SkySea Cruise Line began operations in May 2015 and established two home ports in Shanghai and Xiamen.

Tui Cruises announced last month plans to expand its fleet to serve the German market with an additional new build vessel for delivery in 2023. Tui Group’s overall cruise ship fleet will grow to 18 vessels by then.

Sebastian Ebel, the member of Tui Group’s executive board in charge of cruises, said: “We will continue to invest in our cruise portfolio and expand, modernise and rejuvenate our fleet. With these decisions, we increase the offer at Tui Cruises and accelerate the expansion of this growing segment.“

Marella Explorer 2 will feature new cabin types, including the 102 metres squared Royal Suite where occupants will be able to use a separate bedroom, dressing room, dining area and a whirlpool bath.

Forty percent of the 907 cabins will have balconies.

Marella said the popularity of adult-only sailings from Dubrovnik and the Asia itineraries for winter 2018 prompted the decision to offer an adult-only ship.

Marella Explorer 2 will be the first ship to be exclusively for adults in the fleet.

The vessel will be tailored to meet the needs of couples and groups by doubling the size of its sunbathing area, called The Veranda, featured on the Marella Explorer.

The Veranda on Marella Explorer 2 will feature new facilities, the line said.

Marella Cruises will also offer 11 new itineraries, such as Cities and Ice, Idyllic Italia and Secrets of the Mediterranean, and seven new ports of call next summer across its fleet.

Skagen in Denmark, Castellon in Spain, Alta in Norway and Margherita in Italy will all be included in Marella itineraries for the first time.

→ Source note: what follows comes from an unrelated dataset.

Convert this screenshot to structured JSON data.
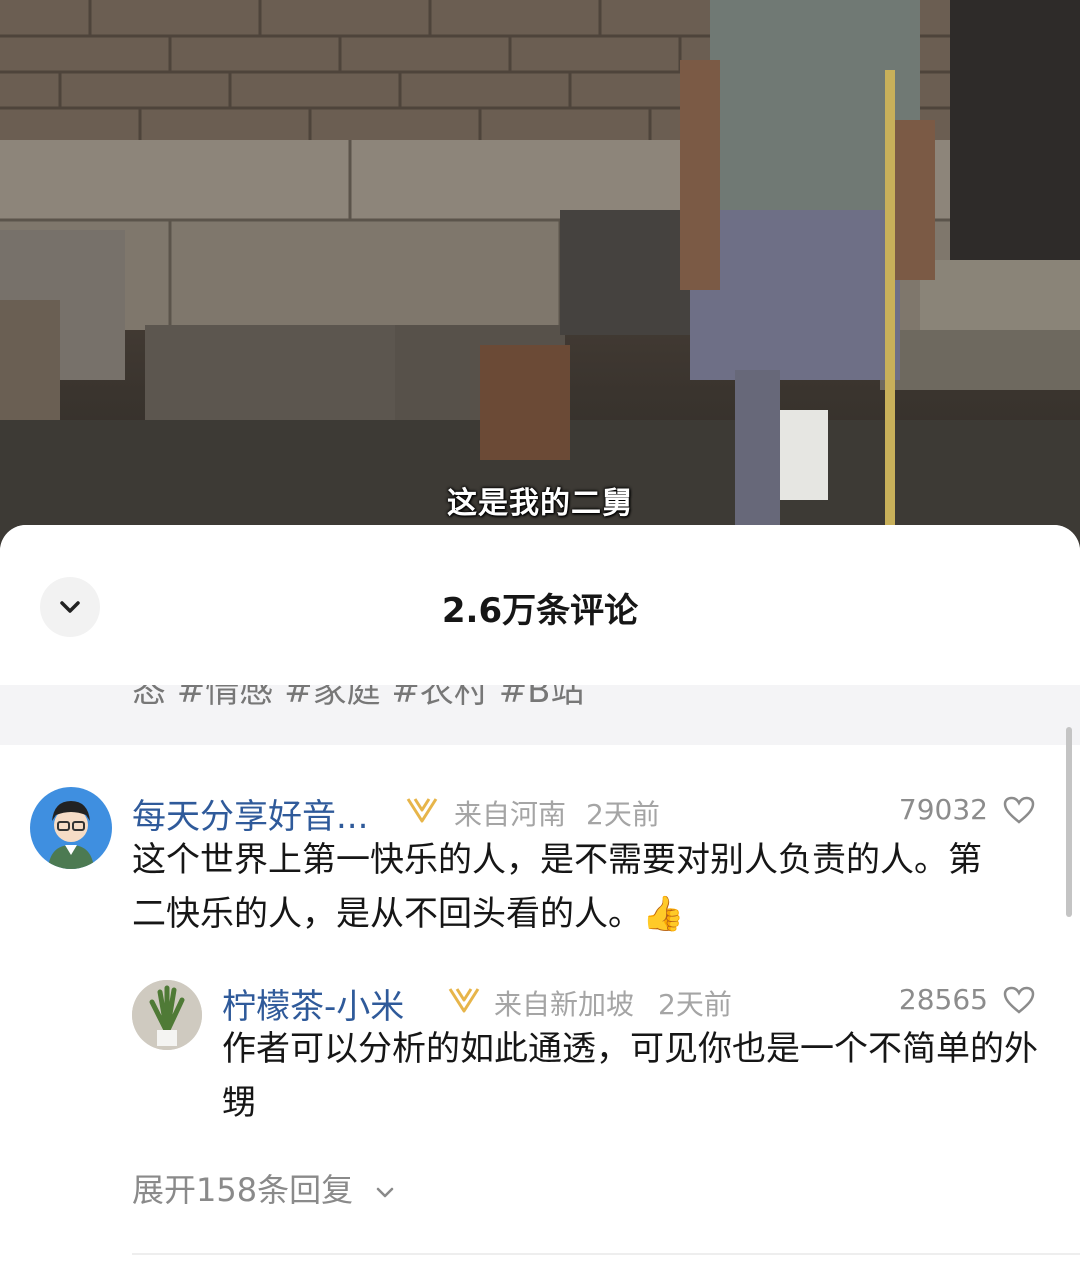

Chris Hackney, Marella Cruises’ managing director, said: “We continue to look at ways to offer something different to our current customers who have come to enjoy our ships and friendly service onboard and those who may be thinking about booking a cruise for the first time.”

The summer 2019 programme will go on sale on April 5.

The planned transfer of Mein Schiff 1 to Marella Cruises as Marella Explorer in May is unaffected, with the UK line also introducing its 2019 itineraries on April 5.

The vessel previously operated as Celebrity Galaxy as a sister ship to Century and Mercury, first entering service at the end of 1996.

The US cruise giant said: “Royal Caribbean Cruises Ltd and Ctrip announced today that they are ending the SkySea Cruise Line joint venture.

“Tui AG’s Marella Cruises has agreed to purchase Golden Era, with delivery expected in December 2018.

“As a result of this transaction, Tui Cruises will now retain Mein Schiff 2 in its fleet, rather than selling it to Marella Cruises, giving Tui Cruises increased capacity in the strong German market.

“After the sale of Golden Era, it is expected that SkySea will wind down its business operations before the end of 2018.

“The companies expect that favourable business conditions in China and elsewhere will allow them to absorb most SkySea employees into available positions at RCL and Ctrip.

“Through its Royal Caribbean International brand, RCL will continue to serve the Chinese market, with the largest fleet deployment in the region and a strong collaborative relationship with Ctrip.”

Royal Caribbean expects the impact of the transactions to fall in a range of $0.12 to $0.15 a share this year. The loss will be excluded from 2018 adjusted net income, the company said.